The ongoing trade wars story (Trump this week announced the potential of around $200bn in additional tariffs on Chinese goods) will continue to be a driving force for the dollar, which does not seem to be at too much risk until the mid-term elections come around in November.

While the British pound managed to test 1.30 levels last month on the DGCX, we maintain our view that a move towards 1.23 will materialise in the weeks ahead. Expect to see volatility pick up in sterling crosses next week when the Bank of England announces rates on September 13. While the BOE increased rates last month to the current 0.75 per cent, I do not expect to see a rise this month and expect to see the Monetary Policy Committee voting pattern to remain unchanged at 7-2. While UK economic drivers have not deteriorated too much since their last meeting, a surprise dovish vote could see an exaggerated downside move in sterling crosses. However, the likelihood of a change of vote seems unlikely.

It’s a big two weeks for the US data docket – two key pieces of data to look out for include the US non farm payrolls report due out this Friday followed by the US inflation report due out on September 13. Starting with the former, payrolls are expected to come in just below 200,000 while the overall unemployment rate is expected at 3.9 per cent.

Don't expect to see too much of a variance in these stats, but do expect a weaker reading to weigh down the dollar and vice versa. The key metric in Friday’s report will continue to be average hourly earnings and this should be a stronger indication of dollar pricing through the rest of the week.

Remember average hourly earnings is an important metric to understand US inflationary conditions, which of course will be the main focus of the Fed when they convene later this month. That overall inflation print due out next week will also be a key driver in market volatility and is expect to come in at 2.8 per cent year-on-year.

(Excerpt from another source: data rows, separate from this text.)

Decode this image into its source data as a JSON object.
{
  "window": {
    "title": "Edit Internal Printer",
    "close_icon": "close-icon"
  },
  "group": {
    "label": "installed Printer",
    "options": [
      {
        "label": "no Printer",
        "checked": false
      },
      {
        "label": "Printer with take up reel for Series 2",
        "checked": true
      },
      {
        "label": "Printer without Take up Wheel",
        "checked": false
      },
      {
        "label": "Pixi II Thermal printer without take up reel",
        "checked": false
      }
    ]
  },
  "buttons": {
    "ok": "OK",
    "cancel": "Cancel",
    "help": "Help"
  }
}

Gaurav Kashyap is a market strategist at Equiti Global Markets

The views and opinions expressed in this article are those of the author and do not reflect the views of Equiti